So what…

You may be saying that this just a fun story…that it doesn’t matter if has any meaning. But it would be relatively easy for USA Today to add in some of this information, to actually inform the public about how what the data means.

I don’t mind a fun story, but when they put this much effort into a project, they might as well make it good data journalism, rather than bad.

End of rant

The US Constitution

Josephine Wolff “profoundly misunderstands” biometrics and the fifth amendment

In her recent article on Slate, Josephine Wolff slams Judge Kandis Westmore’s ruling that, in part, gives Fifth Amendment protection for biometrics (like fingerprints or facial recognition) when used as a password for cell phones.

Westmore’s ruling does appear to break new legal ground and I don’t know if it will hold up (assuming it’s appealed) or if other judges will issue similar rulings. However, to claim that Westmore doesn’t understand the Fifth Amendment goes a little too far. 

In her ruling, Westmore takes take the admonition from Kyllo and Carpenter seriously, that courts “must take account of more sophisticated systems that are already in use or in development.”

As others have suggested, Carpenter may significantly change how US courts view technology. See Paul Ohm’s argument that Carpenter (almost) rids us of the third-party doctrine (to which I say good riddance).

Wolff compares a cell phone to a safe, a metaphor I’ve seen used other places. As she rightly states, the Fifth Amendment prevents the government from compelling you to tell them the combination to the safe, but they can still use “jackhammers, drills, and explosives” to break into it.

Broken Safe
Photo by infomatique

But that’s not the right metaphor. The argument isn’t that the government can’t crack your cell phone. They can use whatever tools at their disposal to unlock the phone themselves.

But just like they can’t force you to unlock the safe yourself (either by telling them the combination or forcing you to do it yourself), they can’t force you unlock your cell phone.  Current law makes the distinction between compelling you to type in your password and placing your finger on the phone. Westmore says that distinction doesn’t makes sense, given the advances in technology.

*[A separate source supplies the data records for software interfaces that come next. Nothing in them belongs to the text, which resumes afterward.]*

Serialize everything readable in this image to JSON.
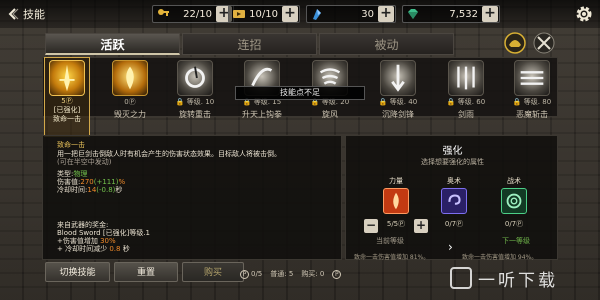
{
  "header": {
    "back_label": "技能",
    "resources": [
      {
        "value": "22/10",
        "icon": "key-icon",
        "color": "#e4b43a"
      },
      {
        "value": "10/10",
        "icon": "ticket-icon",
        "color": "#e0b040"
      },
      {
        "value": "30",
        "icon": "crystal-icon",
        "color": "#3a8fd8"
      },
      {
        "value": "7,532",
        "icon": "gem-icon",
        "color": "#3fbf8c"
      }
    ]
  },
  "tabs": [
    {
      "label": "活跃",
      "active": true
    },
    {
      "label": "连招",
      "active": false
    },
    {
      "label": "被动",
      "active": false
    }
  ],
  "toast": "技能点不足",
  "skills": [
    {
      "name": "致命一击",
      "cost": "5",
      "tag": "[已强化]",
      "selected": true
    },
    {
      "name": "毁灭之力",
      "cost": "0",
      "level": ""
    },
    {
      "name": "旋转重击",
      "level": "等级. 10"
    },
    {
      "name": "升天上钩拳",
      "level": "等级. 15"
    },
    {
      "name": "旋风",
      "level": "等级. 20"
    },
    {
      "name": "沉降剑锋",
      "level": "等级. 40"
    },
    {
      "name": "剑雨",
      "level": "等级. 60"
    },
    {
      "name": "恶魔斩击",
      "level": "等级. 80"
    }
  ],
  "description": {
    "title": "致命一击",
    "text1": "用一把巨剑击倒敌人时有机会产生的伤害状态效果。目标敌人将被击倒。",
    "text2": "(可在半空中发动)",
    "type_label": "类型:",
    "type_value": "物理",
    "damage_label": "伤害值:",
    "damage_value": "270",
    "damage_bonus": "(+111)",
    "damage_unit": "%",
    "cooldown_label": "冷却时间:",
    "cooldown_value": "14",
    "cooldown_bonus": "(-0.8)",
    "cooldown_unit": "秒",
    "weapon_title": "来自武器的奖金:",
    "weapon_name": "Blood Sword [已强化]等级.1",
    "weapon_bonus1": "+伤害值增加 ",
    "weapon_bonus1_value": "30%",
    "weapon_bonus2": "+ 冷却时间减少 ",
    "weapon_bonus2_value": "0.8",
    "weapon_bonus2_unit": " 秒"
  },
  "upgrade": {
    "title": "强化",
    "subtitle": "选择想要强化的属性",
    "attrs": [
      {
        "label": "力量",
        "count": "5/5",
        "color": "#c23a12"
      },
      {
        "label": "奥术",
        "count": "0/7",
        "color": "#5a49c9"
      },
      {
        "label": "战术",
        "count": "0/7",
        "color": "#2c9c5c"
      }
    ],
    "current_label": "当前等级",
    "next_label": "下一等级",
    "current_effect": "致命一击伤害值增加 81%。",
    "next_effect": "致命一击伤害值增加 94%。"
  },
  "buttons": {
    "switch": "切换技能",
    "reset": "重置",
    "buy": "购买"
  },
  "points": {
    "skill_points": "0/5",
    "normal": "普通: 5",
    "purchase": "购买: 0"
  },
  "watermark": "一听下载"
}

I think that’s the right call. More importantly, it’s logical extension of Carpenter and to simply dismiss it as an error in understanding the Fifth Amendment drastically understates Carpenter’s importance and does an injustice to Westmore’s ruling.